REQUIRED ACTION | Please copy the listing that follows exactly, leaving out any pictures.

SUPPLIED MATERIAL |
╭──

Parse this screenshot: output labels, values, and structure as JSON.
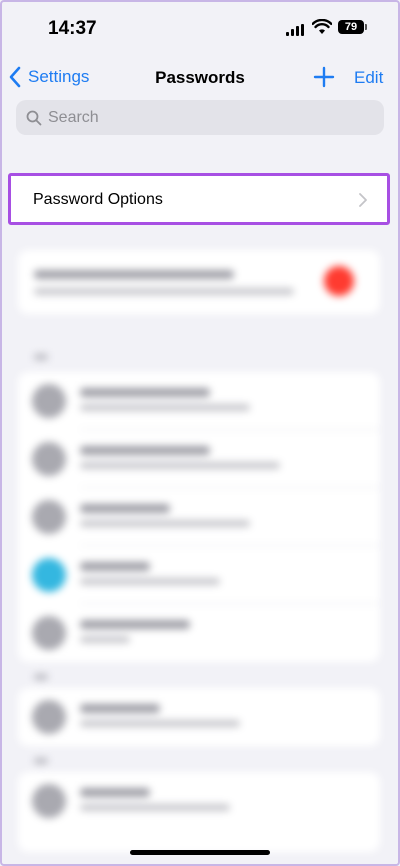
{
  "status_bar": {
    "time": "14:37",
    "battery": "79"
  },
  "nav": {
    "back_label": "Settings",
    "title": "Passwords",
    "edit_label": "Edit"
  },
  "search": {
    "placeholder": "Search"
  },
  "password_options": {
    "label": "Password Options"
  },
  "colors": {
    "accent": "#1e7cf2",
    "highlight": "#a74fe3",
    "alert": "#ff3b30"
  },
  "icons": [
    "back-chevron-icon",
    "plus-icon",
    "search-icon",
    "chevron-right-icon",
    "wifi-icon",
    "signal-icon",
    "battery-icon"
  ]
}
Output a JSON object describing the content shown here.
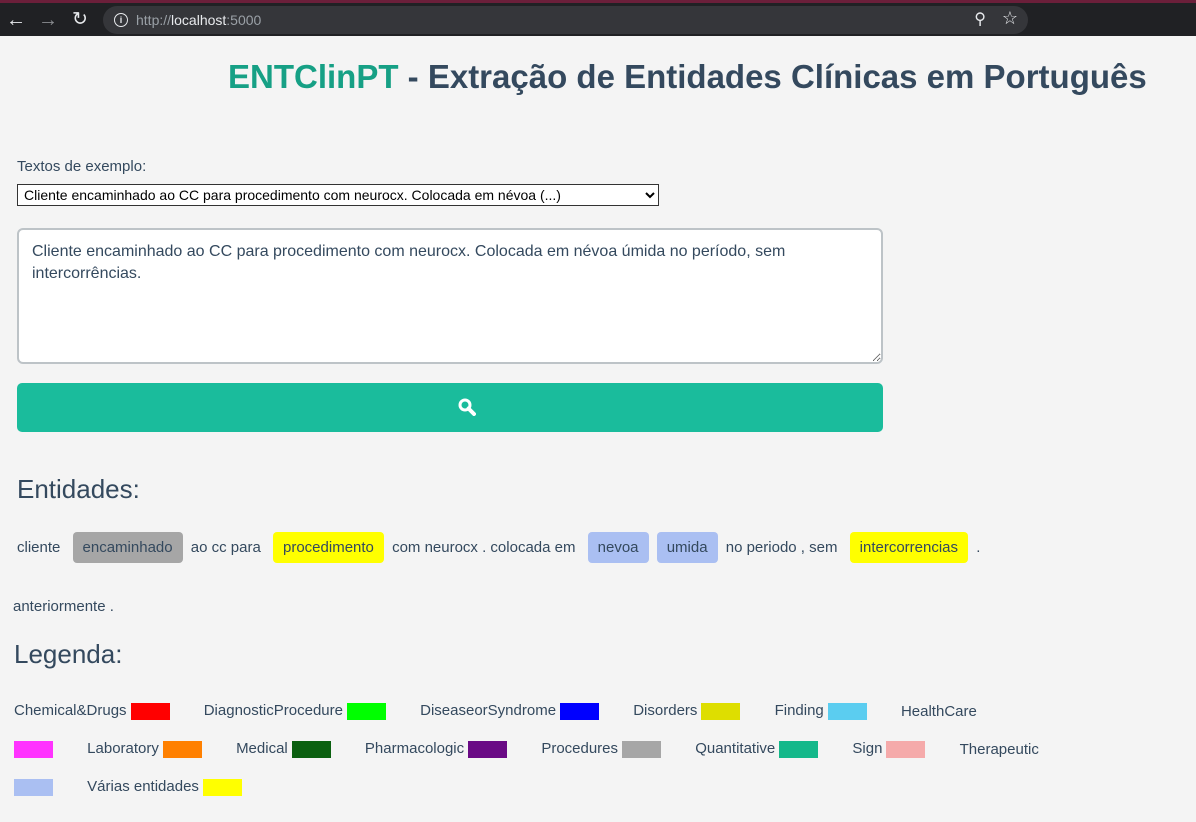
{
  "browser": {
    "url_scheme": "http://",
    "url_host": "localhost",
    "url_port": ":5000"
  },
  "header": {
    "brand": "ENTClinPT",
    "title_rest": " - Extração de Entidades Clínicas em Português"
  },
  "examples": {
    "label": "Textos de exemplo:",
    "selected": "Cliente encaminhado ao CC para procedimento com neurocx. Colocada em névoa (...)"
  },
  "input": {
    "value": "Cliente encaminhado ao CC para procedimento com neurocx. Colocada em névoa úmida no período, sem intercorrências."
  },
  "search": {
    "icon": "search-icon"
  },
  "entities": {
    "heading": "Entidades:",
    "tokens": [
      {
        "text": "cliente",
        "type": "plain"
      },
      {
        "text": "encaminhado",
        "type": "entity",
        "color": "#a6a6a6"
      },
      {
        "text": "ao cc para",
        "type": "plain"
      },
      {
        "text": "procedimento",
        "type": "entity",
        "color": "#ffff00"
      },
      {
        "text": "com neurocx . colocada em",
        "type": "plain"
      },
      {
        "text": "nevoa",
        "type": "entity",
        "color": "#aabff2"
      },
      {
        "text": "umida",
        "type": "entity",
        "color": "#aabff2"
      },
      {
        "text": "no periodo , sem",
        "type": "plain"
      },
      {
        "text": "intercorrencias",
        "type": "entity",
        "color": "#ffff00"
      },
      {
        "text": ".",
        "type": "plain"
      }
    ],
    "extra": "anteriormente ."
  },
  "legend": {
    "heading": "Legenda:",
    "items": [
      {
        "label": "Chemical&Drugs",
        "color": "#ff0000"
      },
      {
        "label": "DiagnosticProcedure",
        "color": "#00ff00"
      },
      {
        "label": "DiseaseorSyndrome",
        "color": "#0000ff"
      },
      {
        "label": "Disorders",
        "color": "#dede00"
      },
      {
        "label": "Finding",
        "color": "#5bcdf0"
      },
      {
        "label": "HealthCare",
        "color": "#ff33ff"
      },
      {
        "label": "Laboratory",
        "color": "#ff8000"
      },
      {
        "label": "Medical",
        "color": "#0b6010"
      },
      {
        "label": "Pharmacologic",
        "color": "#6a0a85"
      },
      {
        "label": "Procedures",
        "color": "#a6a6a6"
      },
      {
        "label": "Quantitative",
        "color": "#14b88a"
      },
      {
        "label": "Sign",
        "color": "#f5aaaa"
      },
      {
        "label": "Therapeutic",
        "color": "#aabff2"
      },
      {
        "label": "Várias entidades",
        "color": "#ffff00"
      }
    ]
  }
}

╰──

REPLY |
Parse this screenshot: output labels, values, and structure as JSON.
{
  "status_bar": {
    "time": "14:37",
    "battery": "79"
  },
  "nav": {
    "back_label": "Settings",
    "title": "Passwords",
    "edit_label": "Edit"
  },
  "search": {
    "placeholder": "Search"
  },
  "password_options": {
    "label": "Password Options"
  },
  "colors": {
    "accent": "#1e7cf2",
    "highlight": "#a74fe3",
    "alert": "#ff3b30"
  },
  "icons": [
    "back-chevron-icon",
    "plus-icon",
    "search-icon",
    "chevron-right-icon",
    "wifi-icon",
    "signal-icon",
    "battery-icon"
  ]
}
Output a JSON object describing the content shown here.
{
  "browser": {
    "url_scheme": "http://",
    "url_host": "localhost",
    "url_port": ":5000"
  },
  "header": {
    "brand": "ENTClinPT",
    "title_rest": " - Extração de Entidades Clínicas em Português"
  },
  "examples": {
    "label": "Textos de exemplo:",
    "selected": "Cliente encaminhado ao CC para procedimento com neurocx. Colocada em névoa (...)"
  },
  "input": {
    "value": "Cliente encaminhado ao CC para procedimento com neurocx. Colocada em névoa úmida no período, sem intercorrências."
  },
  "search": {
    "icon": "search-icon"
  },
  "entities": {
    "heading": "Entidades:",
    "tokens": [
      {
        "text": "cliente",
        "type": "plain"
      },
      {
        "text": "encaminhado",
        "type": "entity",
        "color": "#a6a6a6"
      },
      {
        "text": "ao cc para",
        "type": "plain"
      },
      {
        "text": "procedimento",
        "type": "entity",
        "color": "#ffff00"
      },
      {
        "text": "com neurocx . colocada em",
        "type": "plain"
      },
      {
        "text": "nevoa",
        "type": "entity",
        "color": "#aabff2"
      },
      {
        "text": "umida",
        "type": "entity",
        "color": "#aabff2"
      },
      {
        "text": "no periodo , sem",
        "type": "plain"
      },
      {
        "text": "intercorrencias",
        "type": "entity",
        "color": "#ffff00"
      },
      {
        "text": ".",
        "type": "plain"
      }
    ],
    "extra": "anteriormente ."
  },
  "legend": {
    "heading": "Legenda:",
    "items": [
      {
        "label": "Chemical&Drugs",
        "color": "#ff0000"
      },
      {
        "label": "DiagnosticProcedure",
        "color": "#00ff00"
      },
      {
        "label": "DiseaseorSyndrome",
        "color": "#0000ff"
      },
      {
        "label": "Disorders",
        "color": "#dede00"
      },
      {
        "label": "Finding",
        "color": "#5bcdf0"
      },
      {
        "label": "HealthCare",
        "color": "#ff33ff"
      },
      {
        "label": "Laboratory",
        "color": "#ff8000"
      },
      {
        "label": "Medical",
        "color": "#0b6010"
      },
      {
        "label": "Pharmacologic",
        "color": "#6a0a85"
      },
      {
        "label": "Procedures",
        "color": "#a6a6a6"
      },
      {
        "label": "Quantitative",
        "color": "#14b88a"
      },
      {
        "label": "Sign",
        "color": "#f5aaaa"
      },
      {
        "label": "Therapeutic",
        "color": "#aabff2"
      },
      {
        "label": "Várias entidades",
        "color": "#ffff00"
      }
    ]
  }
}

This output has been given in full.